 Is there a change in what violations have to be reported between the old and new system?

The switch from AFS to ICIS-Air in itself did not mandate any changes to which violations are reported. However, EPA made significant changes to the HPV enforcement response policy and Federally-Reportable Violations (FRV) policy. ICIS-Air was implemented to be consistent with the changes to the new policies. In general, EPA revised the HPV Policy to address a subset of CAA violations that warrant additional oversight by EPA. The FRV Policy was streamlined to emphasize reporting of violations that are most important to EPA. As a result, EPA expects a smaller number of HPVs and FRVs to be reported with greater accuracy.

 Did ECHO change its map display regarding facilities that have not been evaluated under expected time frames? (Previously, ECHO showed facilities with an “unknown” status in gray and facilities with recent full compliance evaluations and no violations as blue.)

ICIS-Air, and thus ECHO, does not distinguish facilities with an "unknown" status (those that did not meet compliance evaluation frequency goals) from those with no recent violations.

 Are the EPA/State Dashboards and Comparative Maps up to date with the ICIS-Air data that are shown in ECHO?

No. Once new measures consistent with the new HPV enforcement response policy and FRV guidance are programmed, the EPA/State Dashboards and Comparative Maps will be updated with fiscal year 2015 data from ICIS-Air.  Data from fiscal year 2014 and before are from AFS, are frozen, and will not change.
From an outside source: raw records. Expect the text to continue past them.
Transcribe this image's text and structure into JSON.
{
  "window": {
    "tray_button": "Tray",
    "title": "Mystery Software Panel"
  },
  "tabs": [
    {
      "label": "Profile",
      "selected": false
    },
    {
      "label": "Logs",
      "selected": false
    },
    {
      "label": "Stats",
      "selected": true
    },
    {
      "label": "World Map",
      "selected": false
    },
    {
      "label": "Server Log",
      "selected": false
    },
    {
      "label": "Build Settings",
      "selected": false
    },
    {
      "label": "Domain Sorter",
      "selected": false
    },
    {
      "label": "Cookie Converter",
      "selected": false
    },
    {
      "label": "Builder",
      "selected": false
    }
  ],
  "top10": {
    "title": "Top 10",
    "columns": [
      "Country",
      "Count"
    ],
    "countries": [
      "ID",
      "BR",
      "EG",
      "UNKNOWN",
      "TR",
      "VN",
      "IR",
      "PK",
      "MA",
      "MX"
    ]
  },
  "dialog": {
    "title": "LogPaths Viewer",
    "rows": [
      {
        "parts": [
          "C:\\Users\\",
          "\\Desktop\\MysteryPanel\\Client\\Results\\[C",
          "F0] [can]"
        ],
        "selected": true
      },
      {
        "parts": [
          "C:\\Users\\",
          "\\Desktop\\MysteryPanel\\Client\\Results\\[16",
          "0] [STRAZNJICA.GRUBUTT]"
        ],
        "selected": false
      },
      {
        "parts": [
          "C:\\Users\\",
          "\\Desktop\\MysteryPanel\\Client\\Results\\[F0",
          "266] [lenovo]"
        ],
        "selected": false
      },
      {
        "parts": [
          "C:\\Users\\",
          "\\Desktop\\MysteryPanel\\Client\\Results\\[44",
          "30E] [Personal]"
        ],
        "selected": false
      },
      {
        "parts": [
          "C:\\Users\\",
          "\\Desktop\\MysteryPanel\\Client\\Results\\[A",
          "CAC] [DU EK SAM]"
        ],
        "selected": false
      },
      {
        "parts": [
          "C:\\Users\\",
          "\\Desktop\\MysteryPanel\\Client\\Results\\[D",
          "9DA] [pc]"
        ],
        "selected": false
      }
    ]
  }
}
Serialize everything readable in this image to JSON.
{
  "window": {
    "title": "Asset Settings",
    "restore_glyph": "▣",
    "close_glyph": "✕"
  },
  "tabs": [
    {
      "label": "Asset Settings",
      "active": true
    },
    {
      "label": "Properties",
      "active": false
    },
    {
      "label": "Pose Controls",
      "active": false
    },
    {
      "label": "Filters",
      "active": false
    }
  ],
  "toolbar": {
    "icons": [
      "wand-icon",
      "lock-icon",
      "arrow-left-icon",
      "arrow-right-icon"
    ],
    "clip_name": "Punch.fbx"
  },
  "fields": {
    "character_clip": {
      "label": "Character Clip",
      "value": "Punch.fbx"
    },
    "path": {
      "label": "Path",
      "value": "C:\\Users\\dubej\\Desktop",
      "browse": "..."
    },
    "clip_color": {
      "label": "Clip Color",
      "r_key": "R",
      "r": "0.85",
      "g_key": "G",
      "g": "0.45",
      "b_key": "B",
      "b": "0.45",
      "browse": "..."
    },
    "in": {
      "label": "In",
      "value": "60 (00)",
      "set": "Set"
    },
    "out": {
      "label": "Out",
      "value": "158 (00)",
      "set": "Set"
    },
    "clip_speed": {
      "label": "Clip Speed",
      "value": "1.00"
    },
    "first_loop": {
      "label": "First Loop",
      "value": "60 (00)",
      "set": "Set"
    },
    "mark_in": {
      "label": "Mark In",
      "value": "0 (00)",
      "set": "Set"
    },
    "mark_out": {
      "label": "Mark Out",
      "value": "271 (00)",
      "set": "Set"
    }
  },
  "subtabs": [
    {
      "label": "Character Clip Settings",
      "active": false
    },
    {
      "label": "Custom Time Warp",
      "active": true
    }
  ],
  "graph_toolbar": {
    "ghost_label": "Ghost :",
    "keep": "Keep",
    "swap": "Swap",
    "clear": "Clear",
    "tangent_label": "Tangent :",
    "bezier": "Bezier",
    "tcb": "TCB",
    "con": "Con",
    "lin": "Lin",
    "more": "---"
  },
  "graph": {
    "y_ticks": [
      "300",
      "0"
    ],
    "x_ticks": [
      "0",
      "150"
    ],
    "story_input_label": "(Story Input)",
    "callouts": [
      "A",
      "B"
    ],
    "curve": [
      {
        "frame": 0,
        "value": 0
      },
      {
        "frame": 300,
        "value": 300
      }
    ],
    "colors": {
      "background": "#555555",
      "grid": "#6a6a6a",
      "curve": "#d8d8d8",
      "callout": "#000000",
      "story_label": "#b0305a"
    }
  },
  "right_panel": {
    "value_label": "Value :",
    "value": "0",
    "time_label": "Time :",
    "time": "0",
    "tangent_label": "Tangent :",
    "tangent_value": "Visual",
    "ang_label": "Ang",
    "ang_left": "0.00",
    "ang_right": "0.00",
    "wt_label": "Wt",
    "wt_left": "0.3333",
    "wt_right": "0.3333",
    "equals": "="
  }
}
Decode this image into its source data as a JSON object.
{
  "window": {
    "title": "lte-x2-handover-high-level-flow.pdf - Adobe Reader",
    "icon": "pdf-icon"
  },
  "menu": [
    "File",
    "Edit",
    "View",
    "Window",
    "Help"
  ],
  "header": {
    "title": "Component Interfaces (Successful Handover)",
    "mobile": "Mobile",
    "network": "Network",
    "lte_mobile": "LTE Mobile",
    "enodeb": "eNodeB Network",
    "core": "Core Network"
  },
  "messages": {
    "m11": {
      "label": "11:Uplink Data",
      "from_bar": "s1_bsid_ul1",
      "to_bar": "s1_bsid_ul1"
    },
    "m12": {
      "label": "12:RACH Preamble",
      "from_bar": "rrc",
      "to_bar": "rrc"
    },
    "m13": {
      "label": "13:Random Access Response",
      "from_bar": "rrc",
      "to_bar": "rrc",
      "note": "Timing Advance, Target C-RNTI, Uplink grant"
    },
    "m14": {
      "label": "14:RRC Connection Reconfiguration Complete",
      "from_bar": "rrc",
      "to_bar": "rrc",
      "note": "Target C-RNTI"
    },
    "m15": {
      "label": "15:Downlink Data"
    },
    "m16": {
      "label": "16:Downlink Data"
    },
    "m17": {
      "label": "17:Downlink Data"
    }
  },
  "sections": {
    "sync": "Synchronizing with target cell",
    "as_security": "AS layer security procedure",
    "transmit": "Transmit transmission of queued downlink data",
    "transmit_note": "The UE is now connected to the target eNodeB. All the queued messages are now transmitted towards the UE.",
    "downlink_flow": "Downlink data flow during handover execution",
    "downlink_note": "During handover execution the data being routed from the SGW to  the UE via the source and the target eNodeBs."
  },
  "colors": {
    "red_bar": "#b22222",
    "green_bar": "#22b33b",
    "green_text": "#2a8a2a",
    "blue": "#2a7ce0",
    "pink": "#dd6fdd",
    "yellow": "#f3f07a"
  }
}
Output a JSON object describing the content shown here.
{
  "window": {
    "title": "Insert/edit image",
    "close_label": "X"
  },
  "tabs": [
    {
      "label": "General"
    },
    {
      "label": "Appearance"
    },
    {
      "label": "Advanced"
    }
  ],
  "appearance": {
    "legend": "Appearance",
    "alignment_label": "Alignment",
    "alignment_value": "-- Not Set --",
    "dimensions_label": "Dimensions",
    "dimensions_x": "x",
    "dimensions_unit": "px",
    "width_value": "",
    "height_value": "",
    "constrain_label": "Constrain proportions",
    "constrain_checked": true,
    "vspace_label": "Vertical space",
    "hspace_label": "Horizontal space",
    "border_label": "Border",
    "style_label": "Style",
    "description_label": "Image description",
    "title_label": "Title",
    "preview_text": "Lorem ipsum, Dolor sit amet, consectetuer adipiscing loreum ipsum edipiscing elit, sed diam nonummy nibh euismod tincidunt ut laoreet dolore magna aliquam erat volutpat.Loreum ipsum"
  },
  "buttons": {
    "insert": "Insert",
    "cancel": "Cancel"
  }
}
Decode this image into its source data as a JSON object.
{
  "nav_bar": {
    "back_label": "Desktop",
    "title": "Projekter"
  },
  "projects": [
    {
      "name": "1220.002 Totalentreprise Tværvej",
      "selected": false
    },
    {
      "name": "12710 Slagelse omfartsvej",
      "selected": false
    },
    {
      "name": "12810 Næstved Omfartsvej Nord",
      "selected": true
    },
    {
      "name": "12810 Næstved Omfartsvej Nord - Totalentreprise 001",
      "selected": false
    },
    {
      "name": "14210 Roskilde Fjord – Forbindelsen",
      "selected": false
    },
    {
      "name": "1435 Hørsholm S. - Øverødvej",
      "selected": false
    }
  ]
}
 Have all state and local agencies transitioned to using ICIS-Air?

Yes, as of the launch of the ICIS-Air data in ECHO, not all state and local agencies are actively transferring new data to ICIS-Air.  Many agencies do not report data directly to the ICIS-Air application but instead provide information electronically to EPA via the Exchange Network. These agencies needed time to configure their data transfer capabilities to line up with the new ICIS-Air structure. A listing of agencies that are still working on this is available at the ECHO Known Data Problems page. Their data are shown as migrated from AFS in October 2014.

 How does ECHO define “recent violations” for users searching or mapping facilities?

Recent violations include: (1) all unresolved enforcement actions involving HPVs; and (2) any FRVs with a determination date in the last four quarters. "Unresolved" means that the enforcement action is not concluded; it does not necessarily mean that the violation is still ongoing. Enforcement agencies can elect to report the dates the violation actually ends, but are not required to do so. EPA no longer tracks compliance status for FRVs, so the "recent violations" search instead uses the FRV determination date.